This Six Napoleon dress was supposed to be completed and photographed yesterday. But it wasn’t. I am only a few hours away from finishing so I will give you an update on my progress.
This was a difficult pattern cutting challenge. I have explained how I created the pattern for the bodice, and the skirt. However although the dress was difficult to interpret, and there are several versions of this dress out there now due to Marianna’s Six Nap challenge, I am really pleased with my pattern cutting skills which have developed over the last few months. I feel confident enough to tackle much more complex projects. I have certainly got better at really looking at a design and working out how to do it. However I am still pretty impatient/rather lazy. While my bodice pattern is reliable, tested and produced as required by by tutor, with the skirt I rather winged it.
In terms of the paper used for the many iterations this is quite a large amount – a carrier bag (skirt) and a large brown envelope (bodice) contain the final pattern pieces.
I choose, eventually, to make up the dress in white fabric in order that I could paint some colours on it.
I already had some nice white cotton left over from SWAP 2015. It is a fairly robust fabric and I used it to make up the bodice, and lined it with a faded beige lining (because this was what I had). For the layered skirt I wanted a translucent fabric. I had two choices – soft lightweight cotton muslin, or cheap silk organza. Given we had been warned that 8 metres would be needed I was scared to use anything expensive. In the end I combined a range of fabrics. When I worked on the colour scheme I found the muslin unsatisfactory. I also tried to paint the organza – which was even less effective. Finally I decided to paint a layer of silk crepe and use that for underskirt and let it show through the organza.
Outer layer short, full, pleated skirt – white silk organza
Middle layer flared and pleated skirt – white silk organza
Under (simple flared) skirt – white silk crepe
Underlining (attached to underskirt) – white muslin
Lining – white synthetic fabric
There are only three skirt patterns (only!) but five layers, each requiring its own construction and finish.
Customising the fabric
You may remember I decided to paint the fabric to get away from too much white-wedding stuff. I was inspired by a 1946 Schiaparelli silk dress. My efforts are rather poor but I think I have something of the feel of the dress. I used a brown felt tip pen that is designed for fabric and my fabric paints. I had wanted to collaborate on this with my son Gus but first he was in Sweden and then he was still asleep, so I did my own version. To a large extent the colour on the skirt is covered up by the many layered organza overskirts. I would like to do this technique again, perhaps on a silk dress or blouse.
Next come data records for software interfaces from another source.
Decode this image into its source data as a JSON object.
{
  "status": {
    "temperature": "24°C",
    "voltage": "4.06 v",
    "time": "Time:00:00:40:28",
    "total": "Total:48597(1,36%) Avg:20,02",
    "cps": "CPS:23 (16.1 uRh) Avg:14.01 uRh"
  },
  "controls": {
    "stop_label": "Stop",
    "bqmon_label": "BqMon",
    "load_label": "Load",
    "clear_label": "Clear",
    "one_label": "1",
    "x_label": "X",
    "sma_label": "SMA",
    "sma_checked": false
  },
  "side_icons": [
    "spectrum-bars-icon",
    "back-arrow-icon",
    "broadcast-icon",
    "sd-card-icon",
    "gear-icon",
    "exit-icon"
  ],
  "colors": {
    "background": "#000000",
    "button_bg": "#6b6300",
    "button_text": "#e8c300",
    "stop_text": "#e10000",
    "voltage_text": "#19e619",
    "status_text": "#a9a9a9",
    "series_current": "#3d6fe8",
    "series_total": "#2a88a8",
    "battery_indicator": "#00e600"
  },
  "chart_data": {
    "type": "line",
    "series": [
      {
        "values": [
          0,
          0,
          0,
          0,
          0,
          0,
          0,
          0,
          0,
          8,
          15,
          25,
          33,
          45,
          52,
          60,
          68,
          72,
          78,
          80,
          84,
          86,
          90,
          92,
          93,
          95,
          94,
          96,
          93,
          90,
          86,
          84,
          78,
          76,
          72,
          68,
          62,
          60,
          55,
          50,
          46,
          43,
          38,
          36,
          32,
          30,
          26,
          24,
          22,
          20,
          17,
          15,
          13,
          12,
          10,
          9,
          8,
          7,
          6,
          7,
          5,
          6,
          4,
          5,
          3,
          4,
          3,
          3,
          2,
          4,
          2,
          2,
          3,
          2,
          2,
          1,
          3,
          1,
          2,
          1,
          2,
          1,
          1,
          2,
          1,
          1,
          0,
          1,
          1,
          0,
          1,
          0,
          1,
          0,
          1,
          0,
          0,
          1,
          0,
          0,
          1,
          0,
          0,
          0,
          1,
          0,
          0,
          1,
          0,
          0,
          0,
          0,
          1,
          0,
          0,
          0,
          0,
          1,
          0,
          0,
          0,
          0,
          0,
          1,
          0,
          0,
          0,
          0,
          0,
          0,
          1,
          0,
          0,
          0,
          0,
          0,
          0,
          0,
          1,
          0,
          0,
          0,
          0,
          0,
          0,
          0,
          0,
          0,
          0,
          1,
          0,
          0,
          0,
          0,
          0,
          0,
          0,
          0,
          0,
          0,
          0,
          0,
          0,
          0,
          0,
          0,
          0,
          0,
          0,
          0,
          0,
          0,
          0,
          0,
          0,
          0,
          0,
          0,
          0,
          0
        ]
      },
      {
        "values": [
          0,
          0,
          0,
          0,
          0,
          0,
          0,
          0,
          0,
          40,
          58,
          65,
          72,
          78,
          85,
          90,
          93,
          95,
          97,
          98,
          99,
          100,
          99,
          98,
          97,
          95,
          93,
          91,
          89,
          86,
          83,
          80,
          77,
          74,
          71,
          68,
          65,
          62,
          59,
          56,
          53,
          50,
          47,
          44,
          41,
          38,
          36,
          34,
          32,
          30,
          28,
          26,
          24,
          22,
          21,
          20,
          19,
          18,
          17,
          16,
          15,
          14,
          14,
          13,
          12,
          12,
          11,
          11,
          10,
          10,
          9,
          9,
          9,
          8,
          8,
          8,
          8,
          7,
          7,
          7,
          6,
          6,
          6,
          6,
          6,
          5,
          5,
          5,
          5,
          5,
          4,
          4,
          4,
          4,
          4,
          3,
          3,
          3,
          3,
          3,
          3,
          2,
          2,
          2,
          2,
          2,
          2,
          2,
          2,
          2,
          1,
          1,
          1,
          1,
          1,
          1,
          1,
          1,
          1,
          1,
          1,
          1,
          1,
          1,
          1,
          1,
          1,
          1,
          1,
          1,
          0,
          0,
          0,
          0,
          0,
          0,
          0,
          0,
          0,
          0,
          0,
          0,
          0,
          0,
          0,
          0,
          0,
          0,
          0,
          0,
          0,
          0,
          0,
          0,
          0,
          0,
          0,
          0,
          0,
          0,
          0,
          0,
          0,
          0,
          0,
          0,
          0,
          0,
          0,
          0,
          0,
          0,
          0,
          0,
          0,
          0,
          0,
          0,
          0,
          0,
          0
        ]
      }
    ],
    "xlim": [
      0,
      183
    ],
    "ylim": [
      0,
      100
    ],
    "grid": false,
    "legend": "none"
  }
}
Making the bodice was very straightforward – stitch up the panels, line, understitch etc, put in a zip at CB. Unfortunately it was just a little bit too big overall (my dress stand is a little wider than I am), so I had to take in some of the princess seams.
The skirt however was another matter. I got a tiny inkling into what sewing a wedding dress might be like. Lots of slippery fabric, long lengths of everything, huge amount of pins, keeping the design and details in mind even though it was hard to know front from back etc. I used French seams on the overskirts, and lined the underskirt which was also underlined.
The worst thing, by far, were the hems.
I faced the organza layers as they were semi-circular and required deep hems. I did this by cutting 5″ wide bias strips, attaching them at the hem, trimming, turning in and stitching at about 4.5″. I wasn’t very accurate, life is just too short.
Eventually I made up the outer short skirt, then the longer skirt, tacking both to the bodice. Surprisingly I found the pleats worked well and landed at the right place. That was very reassuring. However when I tried it on I wasn’t happy. Somehow with the low waist (at the hipline) the skirt didn’t look balanced at ankle length. it was way too long overall and especially at the godet area. I spent a week thinking and thinking about how to alter it. I considered raising the skirt at the hip line which wasn’t ideal as it had been cut to the exact depth and width of the asymmetric hip line. I knew what I had to do, which was rehem the long middle layer. Arrrgh. At this point Marianna kindly agreed to put back the finishing time until the end of the month. I measured the skirt up from the floor in order to create the right length, re-hemmed it with the bias strips and finally included the painted silk underskirt.
Here it is on the stand before the alterations.
Over the next few days I need to
- Hem the painted underskirt and attach at the hip line
- Take in the bodice slightly at the back and side waist
- Make up the lining and insert it
I may have made a carnival dress! I can’t wait to finish it now and get on with something simpler. Like a bit of knitting!